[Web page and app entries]
________________

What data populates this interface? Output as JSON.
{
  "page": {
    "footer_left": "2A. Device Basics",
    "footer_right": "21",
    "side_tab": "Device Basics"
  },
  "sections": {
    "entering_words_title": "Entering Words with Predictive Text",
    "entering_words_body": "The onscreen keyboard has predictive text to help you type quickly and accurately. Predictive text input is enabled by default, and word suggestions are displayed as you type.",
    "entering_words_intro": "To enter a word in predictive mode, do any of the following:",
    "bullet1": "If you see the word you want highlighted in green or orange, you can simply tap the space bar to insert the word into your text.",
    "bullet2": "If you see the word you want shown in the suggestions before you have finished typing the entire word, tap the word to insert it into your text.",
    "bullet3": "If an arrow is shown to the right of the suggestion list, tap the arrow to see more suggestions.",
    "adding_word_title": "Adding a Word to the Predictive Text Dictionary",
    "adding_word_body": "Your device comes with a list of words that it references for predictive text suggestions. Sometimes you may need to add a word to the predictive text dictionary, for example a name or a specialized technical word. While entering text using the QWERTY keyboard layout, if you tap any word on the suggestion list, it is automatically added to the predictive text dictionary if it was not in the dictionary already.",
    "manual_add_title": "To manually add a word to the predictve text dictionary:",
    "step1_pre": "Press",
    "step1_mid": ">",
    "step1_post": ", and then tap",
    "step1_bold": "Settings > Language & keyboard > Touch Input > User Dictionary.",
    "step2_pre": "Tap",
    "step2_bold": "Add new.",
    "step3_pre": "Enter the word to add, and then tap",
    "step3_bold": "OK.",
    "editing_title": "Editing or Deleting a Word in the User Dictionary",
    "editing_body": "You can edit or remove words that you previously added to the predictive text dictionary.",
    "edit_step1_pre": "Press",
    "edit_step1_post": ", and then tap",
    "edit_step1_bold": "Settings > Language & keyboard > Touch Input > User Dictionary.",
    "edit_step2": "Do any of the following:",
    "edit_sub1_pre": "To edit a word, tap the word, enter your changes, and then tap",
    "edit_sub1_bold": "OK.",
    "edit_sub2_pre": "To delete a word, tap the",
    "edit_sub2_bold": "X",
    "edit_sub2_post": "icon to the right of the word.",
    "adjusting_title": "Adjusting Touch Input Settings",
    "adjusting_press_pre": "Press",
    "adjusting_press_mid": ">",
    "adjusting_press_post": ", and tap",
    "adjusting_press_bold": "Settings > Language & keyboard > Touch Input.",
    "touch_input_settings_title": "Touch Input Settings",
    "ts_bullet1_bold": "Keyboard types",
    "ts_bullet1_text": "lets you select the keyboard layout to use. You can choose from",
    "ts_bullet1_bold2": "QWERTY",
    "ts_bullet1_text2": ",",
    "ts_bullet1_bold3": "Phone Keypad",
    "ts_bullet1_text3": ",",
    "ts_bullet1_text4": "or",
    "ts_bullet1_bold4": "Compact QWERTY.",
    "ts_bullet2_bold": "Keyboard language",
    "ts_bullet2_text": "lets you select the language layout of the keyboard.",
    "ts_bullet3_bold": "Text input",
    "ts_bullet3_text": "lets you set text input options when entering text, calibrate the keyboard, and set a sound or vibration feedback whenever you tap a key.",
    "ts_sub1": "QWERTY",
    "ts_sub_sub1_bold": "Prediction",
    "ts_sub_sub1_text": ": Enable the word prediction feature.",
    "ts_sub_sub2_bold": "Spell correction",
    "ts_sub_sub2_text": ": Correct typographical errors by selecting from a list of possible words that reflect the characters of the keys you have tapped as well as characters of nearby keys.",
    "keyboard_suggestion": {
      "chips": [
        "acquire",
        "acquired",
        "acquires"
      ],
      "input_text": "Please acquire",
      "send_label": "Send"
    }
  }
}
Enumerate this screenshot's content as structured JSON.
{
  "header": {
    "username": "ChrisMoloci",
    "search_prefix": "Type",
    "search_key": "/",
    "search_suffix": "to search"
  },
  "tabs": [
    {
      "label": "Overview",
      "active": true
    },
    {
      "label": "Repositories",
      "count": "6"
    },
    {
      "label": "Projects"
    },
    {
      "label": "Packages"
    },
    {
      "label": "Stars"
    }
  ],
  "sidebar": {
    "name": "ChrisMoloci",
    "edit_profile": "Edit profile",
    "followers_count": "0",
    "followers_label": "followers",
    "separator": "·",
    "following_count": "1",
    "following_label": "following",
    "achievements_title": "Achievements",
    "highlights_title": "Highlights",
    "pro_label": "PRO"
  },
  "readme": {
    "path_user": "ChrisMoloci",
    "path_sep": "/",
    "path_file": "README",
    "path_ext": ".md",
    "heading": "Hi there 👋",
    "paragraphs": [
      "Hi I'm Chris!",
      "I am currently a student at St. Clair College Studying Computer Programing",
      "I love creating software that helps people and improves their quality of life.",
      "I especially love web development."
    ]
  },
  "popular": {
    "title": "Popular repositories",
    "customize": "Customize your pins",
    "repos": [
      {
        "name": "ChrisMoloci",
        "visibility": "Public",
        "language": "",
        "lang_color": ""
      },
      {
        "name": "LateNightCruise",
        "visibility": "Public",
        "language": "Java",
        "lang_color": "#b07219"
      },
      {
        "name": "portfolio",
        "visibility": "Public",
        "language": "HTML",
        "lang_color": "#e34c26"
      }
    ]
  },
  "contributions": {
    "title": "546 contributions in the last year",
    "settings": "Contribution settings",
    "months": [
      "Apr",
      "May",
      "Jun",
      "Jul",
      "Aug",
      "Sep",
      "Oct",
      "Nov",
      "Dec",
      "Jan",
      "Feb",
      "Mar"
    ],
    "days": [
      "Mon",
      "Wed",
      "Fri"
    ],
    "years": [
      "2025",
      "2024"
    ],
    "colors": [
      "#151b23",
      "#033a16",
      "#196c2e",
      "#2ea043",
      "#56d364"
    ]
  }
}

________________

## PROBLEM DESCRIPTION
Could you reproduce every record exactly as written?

## FINISHED TASK
What data populates this interface? Output as JSON.
{
  "page": {
    "footer_left": "2A. Device Basics",
    "footer_right": "21",
    "side_tab": "Device Basics"
  },
  "sections": {
    "entering_words_title": "Entering Words with Predictive Text",
    "entering_words_body": "The onscreen keyboard has predictive text to help you type quickly and accurately. Predictive text input is enabled by default, and word suggestions are displayed as you type.",
    "entering_words_intro": "To enter a word in predictive mode, do any of the following:",
    "bullet1": "If you see the word you want highlighted in green or orange, you can simply tap the space bar to insert the word into your text.",
    "bullet2": "If you see the word you want shown in the suggestions before you have finished typing the entire word, tap the word to insert it into your text.",
    "bullet3": "If an arrow is shown to the right of the suggestion list, tap the arrow to see more suggestions.",
    "adding_word_title": "Adding a Word to the Predictive Text Dictionary",
    "adding_word_body": "Your device comes with a list of words that it references for predictive text suggestions. Sometimes you may need to add a word to the predictive text dictionary, for example a name or a specialized technical word. While entering text using the QWERTY keyboard layout, if you tap any word on the suggestion list, it is automatically added to the predictive text dictionary if it was not in the dictionary already.",
    "manual_add_title": "To manually add a word to the predictve text dictionary:",
    "step1_pre": "Press",
    "step1_mid": ">",
    "step1_post": ", and then tap",
    "step1_bold": "Settings > Language & keyboard > Touch Input > User Dictionary.",
    "step2_pre": "Tap",
    "step2_bold": "Add new.",
    "step3_pre": "Enter the word to add, and then tap",
    "step3_bold": "OK.",
    "editing_title": "Editing or Deleting a Word in the User Dictionary",
    "editing_body": "You can edit or remove words that you previously added to the predictive text dictionary.",
    "edit_step1_pre": "Press",
    "edit_step1_post": ", and then tap",
    "edit_step1_bold": "Settings > Language & keyboard > Touch Input > User Dictionary.",
    "edit_step2": "Do any of the following:",
    "edit_sub1_pre": "To edit a word, tap the word, enter your changes, and then tap",
    "edit_sub1_bold": "OK.",
    "edit_sub2_pre": "To delete a word, tap the",
    "edit_sub2_bold": "X",
    "edit_sub2_post": "icon to the right of the word.",
    "adjusting_title": "Adjusting Touch Input Settings",
    "adjusting_press_pre": "Press",
    "adjusting_press_mid": ">",
    "adjusting_press_post": ", and tap",
    "adjusting_press_bold": "Settings > Language & keyboard > Touch Input.",
    "touch_input_settings_title": "Touch Input Settings",
    "ts_bullet1_bold": "Keyboard types",
    "ts_bullet1_text": "lets you select the keyboard layout to use. You can choose from",
    "ts_bullet1_bold2": "QWERTY",
    "ts_bullet1_text2": ",",
    "ts_bullet1_bold3": "Phone Keypad",
    "ts_bullet1_text3": ",",
    "ts_bullet1_text4": "or",
    "ts_bullet1_bold4": "Compact QWERTY.",
    "ts_bullet2_bold": "Keyboard language",
    "ts_bullet2_text": "lets you select the language layout of the keyboard.",
    "ts_bullet3_bold": "Text input",
    "ts_bullet3_text": "lets you set text input options when entering text, calibrate the keyboard, and set a sound or vibration feedback whenever you tap a key.",
    "ts_sub1": "QWERTY",
    "ts_sub_sub1_bold": "Prediction",
    "ts_sub_sub1_text": ": Enable the word prediction feature.",
    "ts_sub_sub2_bold": "Spell correction",
    "ts_sub_sub2_text": ": Correct typographical errors by selecting from a list of possible words that reflect the characters of the keys you have tapped as well as characters of nearby keys.",
    "keyboard_suggestion": {
      "chips": [
        "acquire",
        "acquired",
        "acquires"
      ],
      "input_text": "Please acquire",
      "send_label": "Send"
    }
  }
}
Enumerate this screenshot's content as structured JSON.
{
  "header": {
    "username": "ChrisMoloci",
    "search_prefix": "Type",
    "search_key": "/",
    "search_suffix": "to search"
  },
  "tabs": [
    {
      "label": "Overview",
      "active": true
    },
    {
      "label": "Repositories",
      "count": "6"
    },
    {
      "label": "Projects"
    },
    {
      "label": "Packages"
    },
    {
      "label": "Stars"
    }
  ],
  "sidebar": {
    "name": "ChrisMoloci",
    "edit_profile": "Edit profile",
    "followers_count": "0",
    "followers_label": "followers",
    "separator": "·",
    "following_count": "1",
    "following_label": "following",
    "achievements_title": "Achievements",
    "highlights_title": "Highlights",
    "pro_label": "PRO"
  },
  "readme": {
    "path_user": "ChrisMoloci",
    "path_sep": "/",
    "path_file": "README",
    "path_ext": ".md",
    "heading": "Hi there 👋",
    "paragraphs": [
      "Hi I'm Chris!",
      "I am currently a student at St. Clair College Studying Computer Programing",
      "I love creating software that helps people and improves their quality of life.",
      "I especially love web development."
    ]
  },
  "popular": {
    "title": "Popular repositories",
    "customize": "Customize your pins",
    "repos": [
      {
        "name": "ChrisMoloci",
        "visibility": "Public",
        "language": "",
        "lang_color": ""
      },
      {
        "name": "LateNightCruise",
        "visibility": "Public",
        "language": "Java",
        "lang_color": "#b07219"
      },
      {
        "name": "portfolio",
        "visibility": "Public",
        "language": "HTML",
        "lang_color": "#e34c26"
      }
    ]
  },
  "contributions": {
    "title": "546 contributions in the last year",
    "settings": "Contribution settings",
    "months": [
      "Apr",
      "May",
      "Jun",
      "Jul",
      "Aug",
      "Sep",
      "Oct",
      "Nov",
      "Dec",
      "Jan",
      "Feb",
      "Mar"
    ],
    "days": [
      "Mon",
      "Wed",
      "Fri"
    ],
    "years": [
      "2025",
      "2024"
    ],
    "colors": [
      "#151b23",
      "#033a16",
      "#196c2e",
      "#2ea043",
      "#56d364"
    ]
  }
}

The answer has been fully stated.